“Stacy Westfall , Have you seen this video? What would you do to fix this?”-Ashley N.
No, I hadn’t seen this video until you posted it here. It was an interesting watch and I think I will answer your question in two parts.
First, if the horse is laying down to avoid being ridden he has learned that there is a reward for lying down. The simplest answer is to either prevent the behavior that leads up to the horse going down or to make it uncomfortable for the horse to stay down. Tapping persistently until the horse chooses to stand up would be enough to make him think about getting up.
My issue with the video is that it looks like this horse was trained to lay down on purpose. I have seen horses trained ‘accidentally’ to lie down. One example of this was when I was in college and I saw a horse get dizzy while learning to spin like a reiner. All was fine during the spin but when the rider said ‘whoa’ and the horse stopped he started wobbling, lost his balance and chose to lie down. It was slow motion and no one got hurt…in fact the girl got off and laughed. Everyone laughed. The horse got a nice break and eventually stood up. Apparently the break was long enough because the next time the girl asked him to spin he started to…but then chose to lie down. Again she laughed and didn’t make him get up. Within a couple of days he would lay down every time she asked him to spin…then she stopped laughing.
The key difference with that horse and the one in the video is that the one in this video doesn’t lie down smoothly like a horse in a pasture would. Horses choosing to lay down usually look like…well, horses choosing to lay down. This one is unnaturally stiff. He does get smoother on the second time but he also backs into it which is also unusual unless trained.

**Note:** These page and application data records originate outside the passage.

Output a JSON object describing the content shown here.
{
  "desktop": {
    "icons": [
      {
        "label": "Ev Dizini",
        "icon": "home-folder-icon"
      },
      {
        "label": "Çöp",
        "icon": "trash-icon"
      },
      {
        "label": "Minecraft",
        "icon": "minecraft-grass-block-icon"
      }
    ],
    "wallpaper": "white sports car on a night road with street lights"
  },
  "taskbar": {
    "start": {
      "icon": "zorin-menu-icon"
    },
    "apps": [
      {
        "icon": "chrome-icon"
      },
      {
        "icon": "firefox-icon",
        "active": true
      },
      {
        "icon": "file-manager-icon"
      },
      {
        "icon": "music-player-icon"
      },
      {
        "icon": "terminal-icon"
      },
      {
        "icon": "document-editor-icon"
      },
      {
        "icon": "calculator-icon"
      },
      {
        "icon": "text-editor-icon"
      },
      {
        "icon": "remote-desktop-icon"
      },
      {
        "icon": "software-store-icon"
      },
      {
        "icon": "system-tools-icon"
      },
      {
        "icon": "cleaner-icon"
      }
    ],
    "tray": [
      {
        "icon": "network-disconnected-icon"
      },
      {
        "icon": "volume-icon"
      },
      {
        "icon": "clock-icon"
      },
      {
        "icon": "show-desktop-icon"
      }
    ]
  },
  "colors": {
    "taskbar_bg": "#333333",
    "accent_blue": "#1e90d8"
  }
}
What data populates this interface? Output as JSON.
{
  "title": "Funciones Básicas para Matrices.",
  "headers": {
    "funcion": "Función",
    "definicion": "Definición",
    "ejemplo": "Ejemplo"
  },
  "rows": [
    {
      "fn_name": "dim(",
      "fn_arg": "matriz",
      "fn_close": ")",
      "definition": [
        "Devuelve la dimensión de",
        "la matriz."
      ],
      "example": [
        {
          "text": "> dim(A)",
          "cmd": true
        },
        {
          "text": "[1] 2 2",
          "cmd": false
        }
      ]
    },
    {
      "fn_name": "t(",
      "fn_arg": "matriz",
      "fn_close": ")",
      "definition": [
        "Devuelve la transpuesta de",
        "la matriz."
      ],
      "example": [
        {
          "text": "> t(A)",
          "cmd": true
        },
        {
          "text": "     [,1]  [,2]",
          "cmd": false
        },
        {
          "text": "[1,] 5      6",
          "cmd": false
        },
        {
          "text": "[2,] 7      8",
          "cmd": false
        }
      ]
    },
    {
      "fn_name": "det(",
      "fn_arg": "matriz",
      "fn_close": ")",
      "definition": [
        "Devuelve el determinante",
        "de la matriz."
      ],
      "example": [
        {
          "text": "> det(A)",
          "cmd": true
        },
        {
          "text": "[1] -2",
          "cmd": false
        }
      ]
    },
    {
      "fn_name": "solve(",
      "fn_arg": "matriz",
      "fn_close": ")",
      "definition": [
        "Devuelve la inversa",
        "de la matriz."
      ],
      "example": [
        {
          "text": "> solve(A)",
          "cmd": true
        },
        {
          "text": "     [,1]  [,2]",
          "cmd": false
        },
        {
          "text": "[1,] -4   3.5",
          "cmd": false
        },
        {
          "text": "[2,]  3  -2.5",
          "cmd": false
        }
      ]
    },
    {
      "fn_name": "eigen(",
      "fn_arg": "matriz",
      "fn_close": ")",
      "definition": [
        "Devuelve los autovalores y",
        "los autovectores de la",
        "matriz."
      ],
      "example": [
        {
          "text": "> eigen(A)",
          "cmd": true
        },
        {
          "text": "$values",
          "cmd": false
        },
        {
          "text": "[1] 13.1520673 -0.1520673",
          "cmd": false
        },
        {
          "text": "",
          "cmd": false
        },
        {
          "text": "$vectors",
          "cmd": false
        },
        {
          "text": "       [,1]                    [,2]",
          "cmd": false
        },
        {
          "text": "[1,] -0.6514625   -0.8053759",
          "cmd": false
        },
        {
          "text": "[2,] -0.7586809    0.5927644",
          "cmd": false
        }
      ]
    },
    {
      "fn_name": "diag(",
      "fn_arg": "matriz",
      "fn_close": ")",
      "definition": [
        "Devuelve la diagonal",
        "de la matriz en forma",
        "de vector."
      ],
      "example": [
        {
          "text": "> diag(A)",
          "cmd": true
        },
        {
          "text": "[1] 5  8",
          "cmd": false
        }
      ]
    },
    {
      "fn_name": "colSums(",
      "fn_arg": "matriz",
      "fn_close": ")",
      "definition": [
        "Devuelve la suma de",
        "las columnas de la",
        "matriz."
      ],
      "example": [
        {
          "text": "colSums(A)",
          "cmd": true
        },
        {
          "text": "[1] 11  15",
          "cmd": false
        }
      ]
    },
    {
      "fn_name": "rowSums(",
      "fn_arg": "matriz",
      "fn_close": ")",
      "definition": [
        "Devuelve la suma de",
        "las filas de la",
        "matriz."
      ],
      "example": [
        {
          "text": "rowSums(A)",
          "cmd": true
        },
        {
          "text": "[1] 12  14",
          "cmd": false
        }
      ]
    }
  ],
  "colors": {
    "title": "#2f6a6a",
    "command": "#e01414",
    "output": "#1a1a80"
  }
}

This one looks like it was trained to bow on two knees and then had its head pulled to the side. Notice how stiff the horse is when it collapse to the ground. When is the last time you saw a horse lay down like that on its own? If this horse had thought of this on his own, the odds are he would be smoother. Even if it is trained he will get smoother with practice.
I have trained several horses to lay down. The first few I taught to bow and then lie down and they all had this stiff look shown in the video. I didn’t like the look and the horses had trouble connecting what I wanted so I changed my methods. Now my horses draw their legs together and choose to lay down very smooth the way they do naturally.
Once down most horses do tend to lay very still, almost stiff, when on their sides. I have never tried sticking a carrot in their mouth to see what they would do…but I think I will be buying a carrot and giving it a try with Newt, lol.
Who knows, maybe I am wrong. Maybe this horse did just start doing this stiff fall on his own. Stranger things have happened. Horses are certainly smart enough to connect the dots if they find an easy way out of work.